What is needed: Report back every line of the entries that contains "data", exactly as written.

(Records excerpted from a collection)
◇ ◇ ◇

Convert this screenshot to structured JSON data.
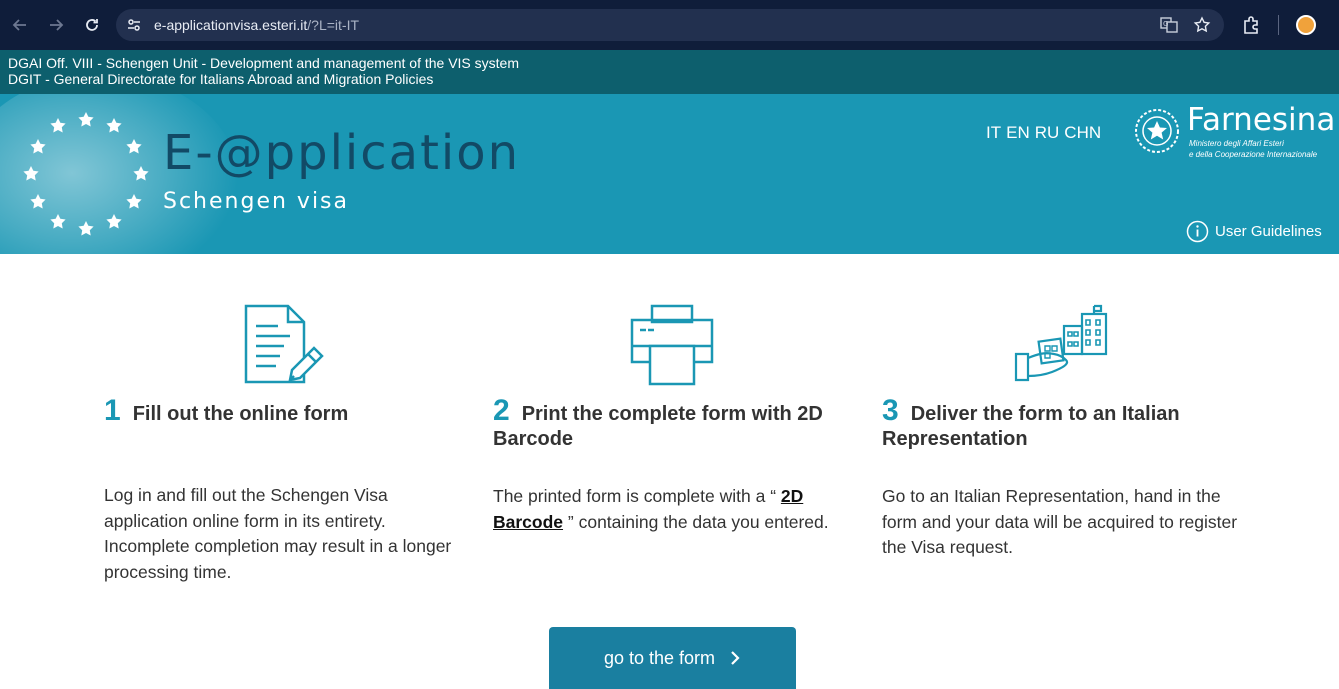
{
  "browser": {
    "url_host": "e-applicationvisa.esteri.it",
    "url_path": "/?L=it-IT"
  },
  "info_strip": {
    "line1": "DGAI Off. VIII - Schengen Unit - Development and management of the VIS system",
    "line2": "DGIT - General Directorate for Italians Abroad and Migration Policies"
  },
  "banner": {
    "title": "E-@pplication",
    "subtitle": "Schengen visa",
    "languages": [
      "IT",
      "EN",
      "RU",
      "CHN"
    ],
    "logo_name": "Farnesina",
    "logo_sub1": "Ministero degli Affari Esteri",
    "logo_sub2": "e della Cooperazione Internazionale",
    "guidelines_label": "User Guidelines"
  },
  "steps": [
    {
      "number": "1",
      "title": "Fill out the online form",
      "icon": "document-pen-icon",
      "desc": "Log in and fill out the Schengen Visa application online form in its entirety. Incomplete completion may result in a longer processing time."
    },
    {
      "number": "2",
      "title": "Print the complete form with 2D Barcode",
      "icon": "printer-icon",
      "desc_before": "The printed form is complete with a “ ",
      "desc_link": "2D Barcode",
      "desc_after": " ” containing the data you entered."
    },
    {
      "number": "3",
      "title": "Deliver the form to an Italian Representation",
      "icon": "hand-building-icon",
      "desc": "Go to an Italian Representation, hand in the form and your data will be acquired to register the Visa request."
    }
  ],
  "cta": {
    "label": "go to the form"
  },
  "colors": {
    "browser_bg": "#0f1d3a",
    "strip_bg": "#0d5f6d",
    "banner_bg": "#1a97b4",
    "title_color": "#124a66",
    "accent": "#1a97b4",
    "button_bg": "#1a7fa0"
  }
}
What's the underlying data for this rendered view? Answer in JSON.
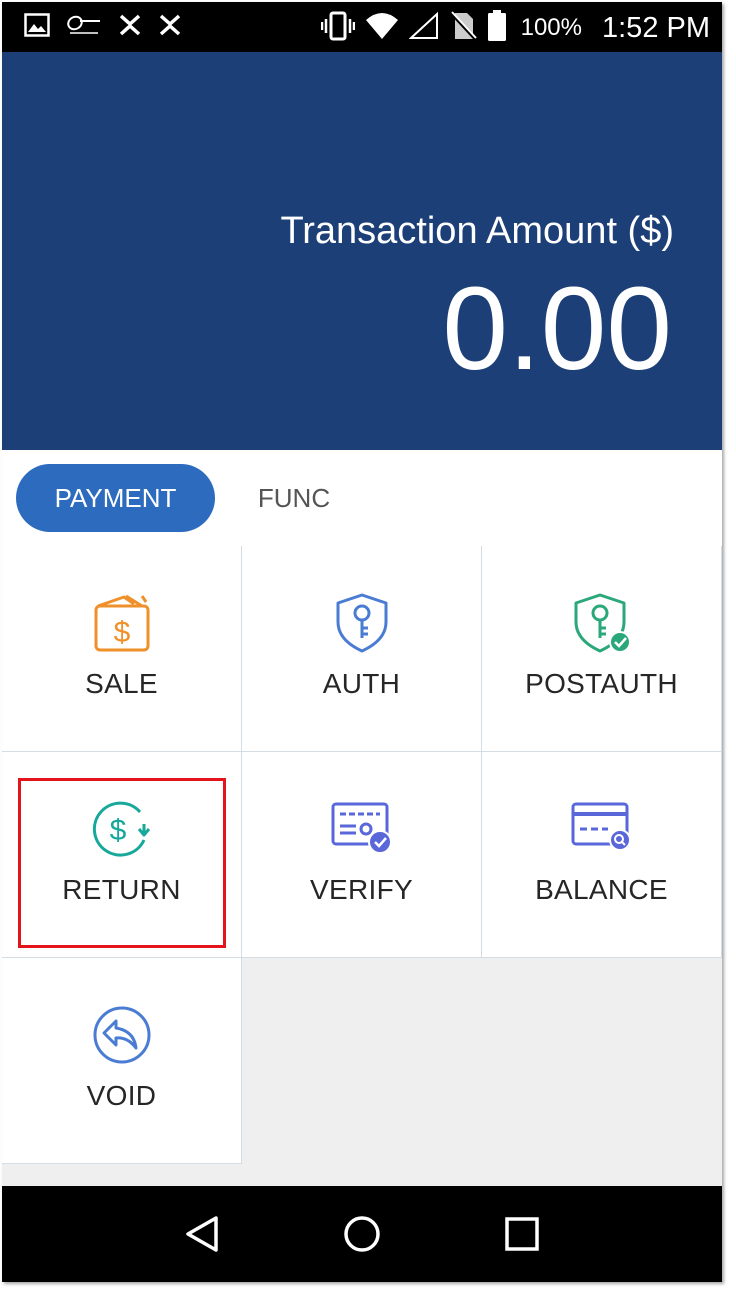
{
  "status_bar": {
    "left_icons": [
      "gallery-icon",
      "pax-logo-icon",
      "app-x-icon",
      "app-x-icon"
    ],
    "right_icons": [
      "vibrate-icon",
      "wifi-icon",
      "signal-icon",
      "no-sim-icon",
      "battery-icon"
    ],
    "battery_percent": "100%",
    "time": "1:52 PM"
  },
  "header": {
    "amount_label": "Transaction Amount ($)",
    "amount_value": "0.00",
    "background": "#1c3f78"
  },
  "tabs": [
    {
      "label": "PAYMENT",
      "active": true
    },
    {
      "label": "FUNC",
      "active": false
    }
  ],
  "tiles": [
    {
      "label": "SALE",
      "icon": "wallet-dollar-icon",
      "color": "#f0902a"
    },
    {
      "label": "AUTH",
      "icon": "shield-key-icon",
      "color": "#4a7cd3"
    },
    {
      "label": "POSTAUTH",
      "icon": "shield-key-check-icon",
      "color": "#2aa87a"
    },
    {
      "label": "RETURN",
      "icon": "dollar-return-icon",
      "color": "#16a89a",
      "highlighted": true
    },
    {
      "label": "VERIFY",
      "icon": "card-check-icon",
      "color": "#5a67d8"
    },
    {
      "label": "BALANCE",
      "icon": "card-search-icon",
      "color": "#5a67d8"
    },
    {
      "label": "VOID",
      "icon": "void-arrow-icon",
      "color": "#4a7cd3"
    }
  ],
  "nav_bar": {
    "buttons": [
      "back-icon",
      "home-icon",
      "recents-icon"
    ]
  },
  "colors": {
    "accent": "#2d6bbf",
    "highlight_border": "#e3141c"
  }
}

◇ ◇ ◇

Your solution:
Convert this screenshot to structured JSON data.
      "desc_after": " ” containing the data you entered."
      "desc": "Go to an Italian Representation, hand in the form and your data will be acquired to register the Visa request."
What's the underlying data for this rendered view? Answer in JSON.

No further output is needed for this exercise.